And “As vehicular use and urbanization increase in these watersheds, the general increase in PAH concentrations in lake sediments can be expected to continue”. (page 21)

This is just a few of the hundreds of studies that recognize that there are other sources of PAHs in the environment and these sources make up the majority of environmental PAHs.

In the USGS study:

Mahler, Van Metre, Wilson and Musgrove, 2010, Coal-Tar-Based Parking Lot Seal Coat: An Unrecognized Source of PAH to Settled House Dust. ES&T: 44 (3) pp. 894-900.

USGS makes the claim that there is an increased risk of cancer in those apartments that utilized refined tar based sealer in the parking area.  USGS used an overly simplistic risk model in their analysis.  When using the peer-reviewed, more sophisticated model (WTC Criterion), the analysis showed that PAH (Polycyclic Aromatic Hydrocarbon Hydrocarbon) exposure risk was essentially at background levels.

In the MPCA paper, MPCA assumes that most environmental PAHs are from refined tar based pavement sealer (like USGS and COA).  When PCTC commissioned an Environmental Forensics expert to look at MPCA data the conclusion was the primary source of PAHs from the data was not from refined tar based pavement sealer and the general hypothesis that PAHs from refined tar based pavement sealer are a the primary source of environmental PAH is not supported by the data. 

COA claims that more that 660,000 gallons of refined tar-based sealant was applied annually in the Austin area.  COA summarized their watershed characteristic in the study PAHs in Austin, TX-Sediments and Coal-Tar Based Pavement Sealants. There are several interesting facts that can be derived from this summary:
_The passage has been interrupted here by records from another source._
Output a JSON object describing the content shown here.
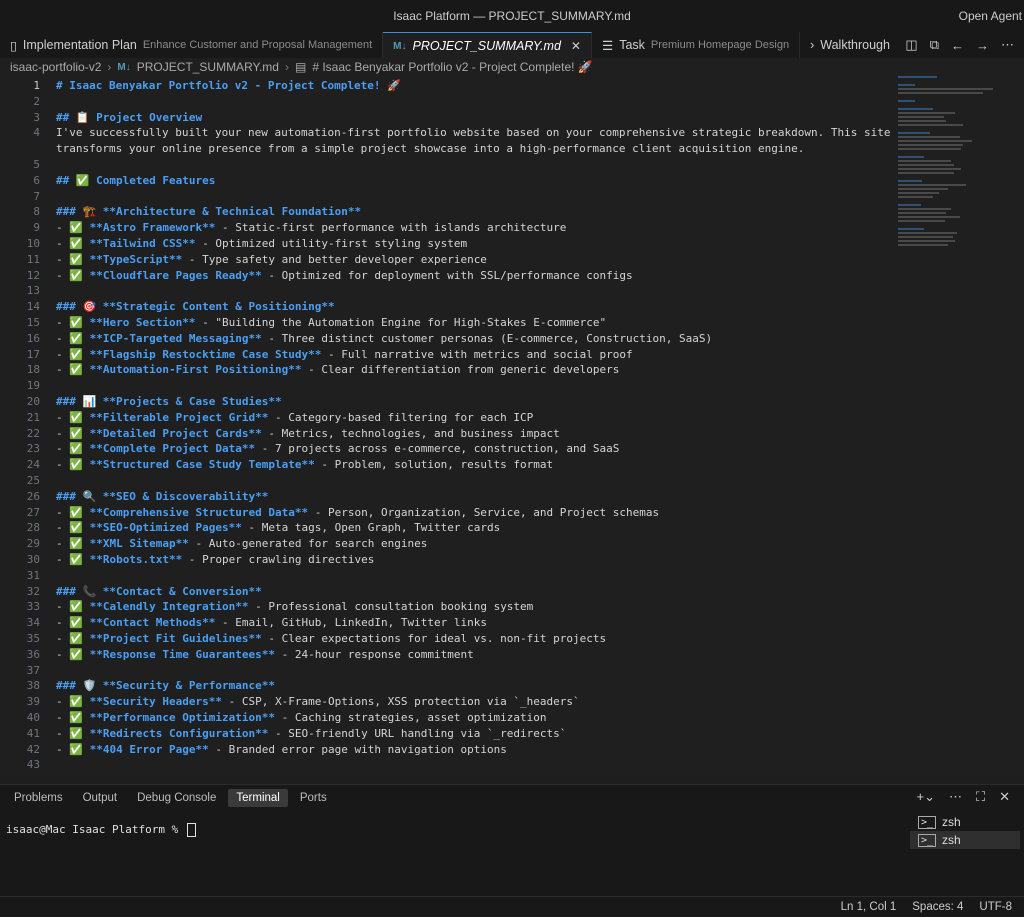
{
  "window": {
    "title": "Isaac Platform — PROJECT_SUMMARY.md",
    "right_label": "Open Agent"
  },
  "tabs": [
    {
      "label": "Implementation Plan",
      "desc": "Enhance Customer and Proposal Management",
      "active": false
    },
    {
      "label": "PROJECT_SUMMARY.md",
      "desc": "",
      "active": true
    },
    {
      "label": "Task",
      "desc": "Premium Homepage Design",
      "active": false
    },
    {
      "label": "Walkthrough",
      "desc": "",
      "active": false
    }
  ],
  "breadcrumb": {
    "root": "isaac-portfolio-v2",
    "file": "PROJECT_SUMMARY.md",
    "symbol": "# Isaac Benyakar Portfolio v2 - Project Complete! 🚀"
  },
  "editor": {
    "current_line": 1,
    "lines": [
      {
        "n": "1",
        "t": "# Isaac Benyakar Portfolio v2 - Project Complete! 🚀",
        "k": "h"
      },
      {
        "n": "2",
        "t": "",
        "k": ""
      },
      {
        "n": "3",
        "t": "## 📋 Project Overview",
        "k": "h"
      },
      {
        "n": "4",
        "t": "I've successfully built your new automation-first portfolio website based on your comprehensive strategic breakdown. This site",
        "k": ""
      },
      {
        "n": "",
        "t": "transforms your online presence from a simple project showcase into a high-performance client acquisition engine.",
        "k": ""
      },
      {
        "n": "5",
        "t": "",
        "k": ""
      },
      {
        "n": "6",
        "t": "## ✅ Completed Features",
        "k": "h"
      },
      {
        "n": "7",
        "t": "",
        "k": ""
      },
      {
        "n": "8",
        "t": "### 🏗️ **Architecture & Technical Foundation**",
        "k": "h"
      },
      {
        "n": "9",
        "t": "- ✅ **Astro Framework** - Static-first performance with islands architecture",
        "k": "b"
      },
      {
        "n": "10",
        "t": "- ✅ **Tailwind CSS** - Optimized utility-first styling system",
        "k": "b"
      },
      {
        "n": "11",
        "t": "- ✅ **TypeScript** - Type safety and better developer experience",
        "k": "b"
      },
      {
        "n": "12",
        "t": "- ✅ **Cloudflare Pages Ready** - Optimized for deployment with SSL/performance configs",
        "k": "b"
      },
      {
        "n": "13",
        "t": "",
        "k": ""
      },
      {
        "n": "14",
        "t": "### 🎯 **Strategic Content & Positioning**",
        "k": "h"
      },
      {
        "n": "15",
        "t": "- ✅ **Hero Section** - \"Building the Automation Engine for High-Stakes E-commerce\"",
        "k": "b"
      },
      {
        "n": "16",
        "t": "- ✅ **ICP-Targeted Messaging** - Three distinct customer personas (E-commerce, Construction, SaaS)",
        "k": "b"
      },
      {
        "n": "17",
        "t": "- ✅ **Flagship Restocktime Case Study** - Full narrative with metrics and social proof",
        "k": "b"
      },
      {
        "n": "18",
        "t": "- ✅ **Automation-First Positioning** - Clear differentiation from generic developers",
        "k": "b"
      },
      {
        "n": "19",
        "t": "",
        "k": ""
      },
      {
        "n": "20",
        "t": "### 📊 **Projects & Case Studies**",
        "k": "h"
      },
      {
        "n": "21",
        "t": "- ✅ **Filterable Project Grid** - Category-based filtering for each ICP",
        "k": "b"
      },
      {
        "n": "22",
        "t": "- ✅ **Detailed Project Cards** - Metrics, technologies, and business impact",
        "k": "b"
      },
      {
        "n": "23",
        "t": "- ✅ **Complete Project Data** - 7 projects across e-commerce, construction, and SaaS",
        "k": "b"
      },
      {
        "n": "24",
        "t": "- ✅ **Structured Case Study Template** - Problem, solution, results format",
        "k": "b"
      },
      {
        "n": "25",
        "t": "",
        "k": ""
      },
      {
        "n": "26",
        "t": "### 🔍 **SEO & Discoverability**",
        "k": "h"
      },
      {
        "n": "27",
        "t": "- ✅ **Comprehensive Structured Data** - Person, Organization, Service, and Project schemas",
        "k": "b"
      },
      {
        "n": "28",
        "t": "- ✅ **SEO-Optimized Pages** - Meta tags, Open Graph, Twitter cards",
        "k": "b"
      },
      {
        "n": "29",
        "t": "- ✅ **XML Sitemap** - Auto-generated for search engines",
        "k": "b"
      },
      {
        "n": "30",
        "t": "- ✅ **Robots.txt** - Proper crawling directives",
        "k": "b"
      },
      {
        "n": "31",
        "t": "",
        "k": ""
      },
      {
        "n": "32",
        "t": "### 📞 **Contact & Conversion**",
        "k": "h"
      },
      {
        "n": "33",
        "t": "- ✅ **Calendly Integration** - Professional consultation booking system",
        "k": "b"
      },
      {
        "n": "34",
        "t": "- ✅ **Contact Methods** - Email, GitHub, LinkedIn, Twitter links",
        "k": "b"
      },
      {
        "n": "35",
        "t": "- ✅ **Project Fit Guidelines** - Clear expectations for ideal vs. non-fit projects",
        "k": "b"
      },
      {
        "n": "36",
        "t": "- ✅ **Response Time Guarantees** - 24-hour response commitment",
        "k": "b"
      },
      {
        "n": "37",
        "t": "",
        "k": ""
      },
      {
        "n": "38",
        "t": "### 🛡️ **Security & Performance**",
        "k": "h"
      },
      {
        "n": "39",
        "t": "- ✅ **Security Headers** - CSP, X-Frame-Options, XSS protection via `_headers`",
        "k": "b"
      },
      {
        "n": "40",
        "t": "- ✅ **Performance Optimization** - Caching strategies, asset optimization",
        "k": "b"
      },
      {
        "n": "41",
        "t": "- ✅ **Redirects Configuration** - SEO-friendly URL handling via `_redirects`",
        "k": "b"
      },
      {
        "n": "42",
        "t": "- ✅ **404 Error Page** - Branded error page with navigation options",
        "k": "b"
      },
      {
        "n": "43",
        "t": "",
        "k": ""
      }
    ]
  },
  "panel": {
    "tabs": [
      "Problems",
      "Output",
      "Debug Console",
      "Terminal",
      "Ports"
    ],
    "active_tab": "Terminal",
    "prompt": "isaac@Mac Isaac Platform % ",
    "terminals": [
      "zsh",
      "zsh"
    ]
  },
  "status": {
    "position": "Ln 1, Col 1",
    "spaces": "Spaces: 4",
    "encoding": "UTF-8"
  }
}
?The total sealed parking area of the watershed is only 7.24% of the total watershed.

?Using COA total sealed parking area (in acres), industry accepted coverage rates and using several assumptions to derive an artificially high number.  This is a huge contrast to what COA and USGS have claimed. 
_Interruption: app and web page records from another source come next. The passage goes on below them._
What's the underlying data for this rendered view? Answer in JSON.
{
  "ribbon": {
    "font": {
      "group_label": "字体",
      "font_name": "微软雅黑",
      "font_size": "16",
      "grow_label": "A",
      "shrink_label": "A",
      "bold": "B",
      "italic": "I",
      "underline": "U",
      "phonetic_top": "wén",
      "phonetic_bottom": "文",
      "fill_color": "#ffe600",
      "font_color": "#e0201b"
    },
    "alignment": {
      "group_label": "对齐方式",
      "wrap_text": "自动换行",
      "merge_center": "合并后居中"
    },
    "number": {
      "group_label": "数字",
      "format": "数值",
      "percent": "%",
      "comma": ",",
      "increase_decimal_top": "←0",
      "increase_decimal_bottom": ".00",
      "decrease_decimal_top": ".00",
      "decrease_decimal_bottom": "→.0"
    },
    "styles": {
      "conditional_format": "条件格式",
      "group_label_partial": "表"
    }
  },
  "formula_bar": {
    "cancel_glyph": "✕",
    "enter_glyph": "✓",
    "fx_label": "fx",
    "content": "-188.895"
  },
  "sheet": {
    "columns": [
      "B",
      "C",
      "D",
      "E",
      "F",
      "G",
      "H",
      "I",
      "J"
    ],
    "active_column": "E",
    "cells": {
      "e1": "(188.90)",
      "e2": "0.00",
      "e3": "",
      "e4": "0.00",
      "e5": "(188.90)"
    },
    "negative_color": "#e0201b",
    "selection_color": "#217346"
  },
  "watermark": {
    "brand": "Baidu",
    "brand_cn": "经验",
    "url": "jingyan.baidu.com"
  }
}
There are four graphs shown below which will help put Refined Tar-Based Pavement Sealer into perspective vs. other PAH sources:

Graph:  PAH Content from Various Sources (mg)

Graph:  PAH Content from Various Sources (mg)

As you can see, in terms of PAH content, Refined Tar-Based Pavement Sealer would be a minor contributor of Polycyclic Aromatic Hydrocarbon Hydrocarbons in the environment.

Graph:  Sources of PAH Contributions Equivalent to Rain Event on Freshly Sealed Residential Driveway (50 square meters)

Graph: Sources of PAH Contributions Equivalent to Rain Event on Freshly Sealed Residential Driveway (50 square meters)
-Sources: Mahler, Van Metre et al.2005 and Van Metre & Mahler 2003.

As you can see the one drop of used motor oil or Auto Exhaust (15 miles) contribute more PAHs to the environment than the washoff from a 50 square meter sealed driveway.

Graph:  Sources of PAH Contributions Equivalent to Rain Events on Freshly Sealed Residential Commercial Lot (1 acre)

Graph:  Sources of PAH Contributions Equivalent to Rain Events on Freshly Sealed Residential Commercial Lot (1 acre)

As you can see, one teaspoon of used motor oil and ½ oz. of Denorex contain more PAHs than the sealer washoff.  Five seconds of Austin vehicle exhaust contains the same amount of PAHs as the sealer washoff.

Another item that would help put PAH levels into perspective is to show that Austin waterbody PAH levels are not extraordinary; in fact they are quite typical.

Sources: Van Metre et al. 2000.  ES&T 34: 4064 ; Geismer Report.  COA unpublished results.

Graph: Austin Waterbody PAH levels are not extraordinary-Sediment measurement typical:

Graph: Austin Waterbody PAH levels are not extraordinary-Sediment measurement typical